    The coordinated European plan to spend up to $2 trillion to assist failing banks comes after several weeks of confusion among Europe's governments as the crisis mounted.

    British Prime Minister Gordon Brown first proposed this approach. His government will spend $86 billion to take equity stakes in British banks and guarantee transfers between institutions in hopes that banks will begin lending again and thaw frozen credit markets.

    GORDON BROWN, Prime Minister of Britain: In extraordinary times, with financial markets ceasing to work, the government cannot just leave people on their own to be buffeted about. For savers, for small businesses, and for homeowners, we must, in an uncertain and unstable world, be the rock of stability upon which British people can depend.


    The British action reportedly inspired the Europe-wide moves. Though there is an agreed framework for the cash infusions, each of the 15 nations involved will act independently on a national level.

    German Chancellor Angela Merkel announced her government's action this morning, which could pump as much as $670 billion into Germany's ailing banking sector.

  • ANGELA MERKEL, Chancellor, Germany (through translator):

    I know that we agreed to extensive, far-reaching, as well as drastic measures today.

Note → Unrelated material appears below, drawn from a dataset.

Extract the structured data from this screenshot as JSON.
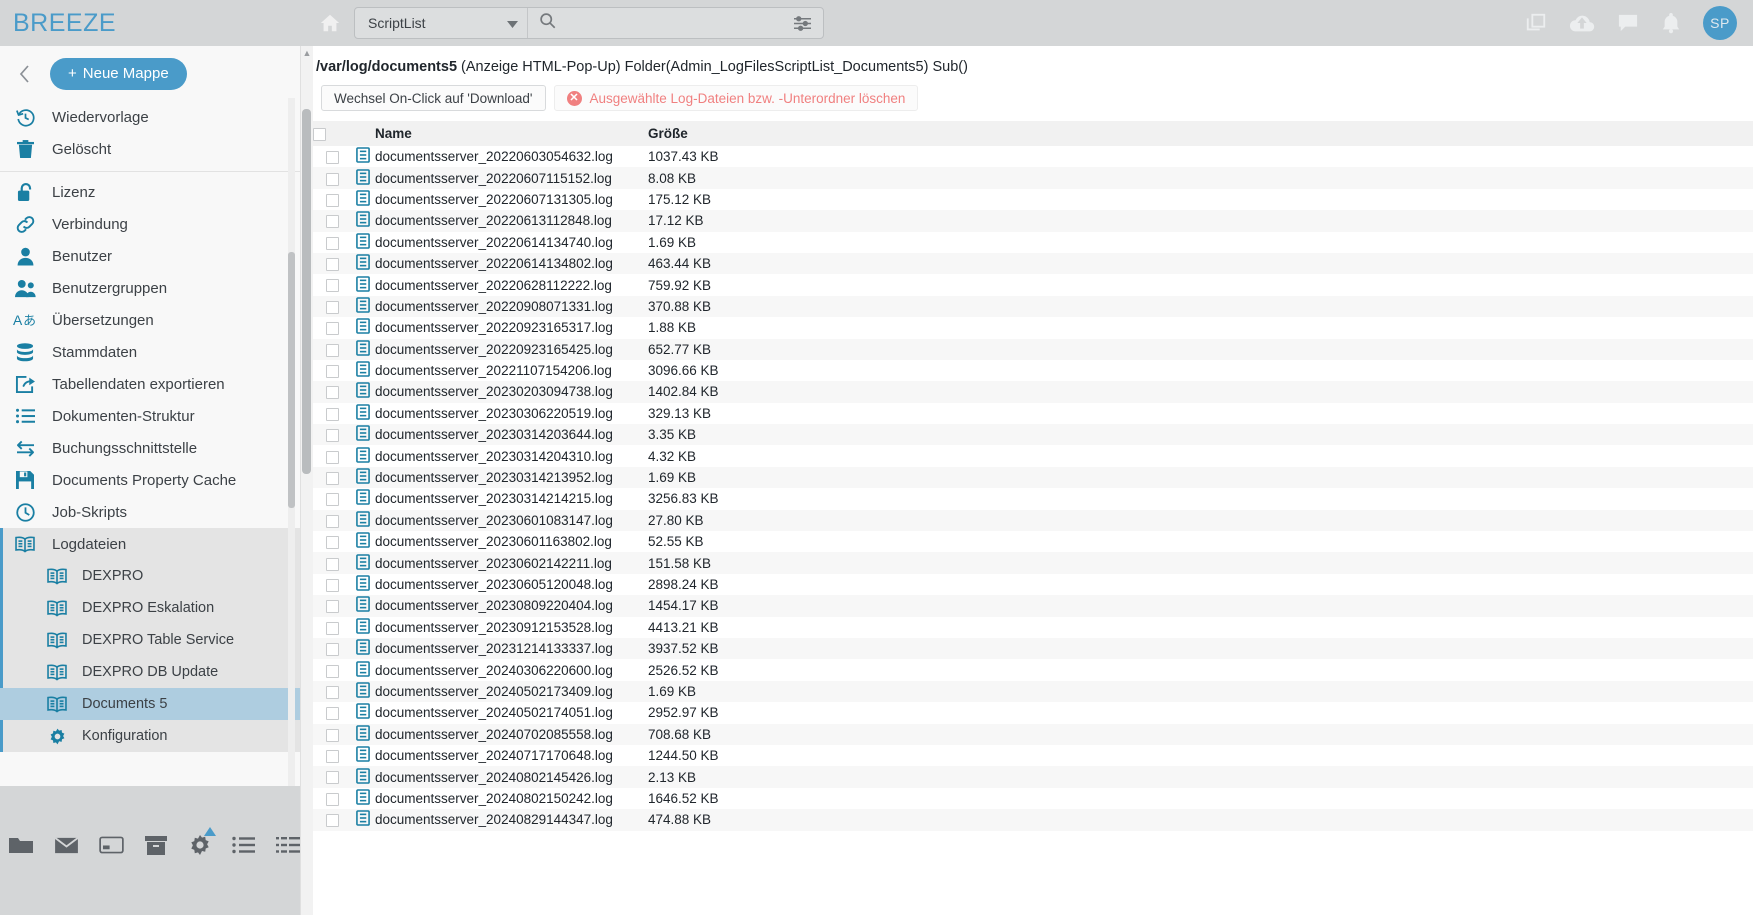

They have one goal: They shall help to create new trust, trust between the banks, trust in the economy, and the trust of the citizens, because trust is the currency that will be paid with.


    French President Nicolas Sarkozy pledged nearly $500 billion to his own country's effort. Sarkozy, who holds the rotating presidency of the European Union, said that the combined initiatives would outpace American actions to quell the credit crisis.

    NICOLAS SARKOZY, President of France (through translator): We will see tonight that really Europe, a united Europe, did better than the U.S. by the amounts they've pledged. And I also think the plan we are presenting is totally transparent. Through you, the French people will know exactly what we are doing and why we are doing it.


    For its part, the U.S. Treasury offered a framework this morning for the $700 billion rescue package passed by Congress 10 days ago. Neel Kashkari, the Treasury official in charge of the effort, laid out several available options.

    NEEL KASHKARI, Assistant Secretary of the Treasury: This team is working hard to define the requirements for those financial institutions so they can participate in one of three possible scenarios: first, an auction purchase, an auction of troubled assets; second, an equity program or direct-purchase program; or, third, in rare cases, the case of an intervention to prevent the impending failure of a systemically significant institution.


    Amid criticism that the U.S. has not focused on injecting capital straight into the banking system, as is now the case in Europe, Kashkari said that idea is very much in play.


    We are designing a standardized program to purchase equity in a broad array of financial institutions. As with the other programs, the equity program will be voluntary and designed with attractive terms to encourage participation from healthy institutions. It will also encourage firms to raise new private capital to complement the public capital.


    And after complaints that Treasury officials took too long to detail their plans, Kashkari said they were working quickly now and with many other players.


    Treasury is working with both domestic and international regulators to understand how best to design tools that will be most effective in dealing with the challenges that we face.

    For example, regulators are helping us to identify the quickest and most efficient method to purchase equity in financial institutions so they can resume lending.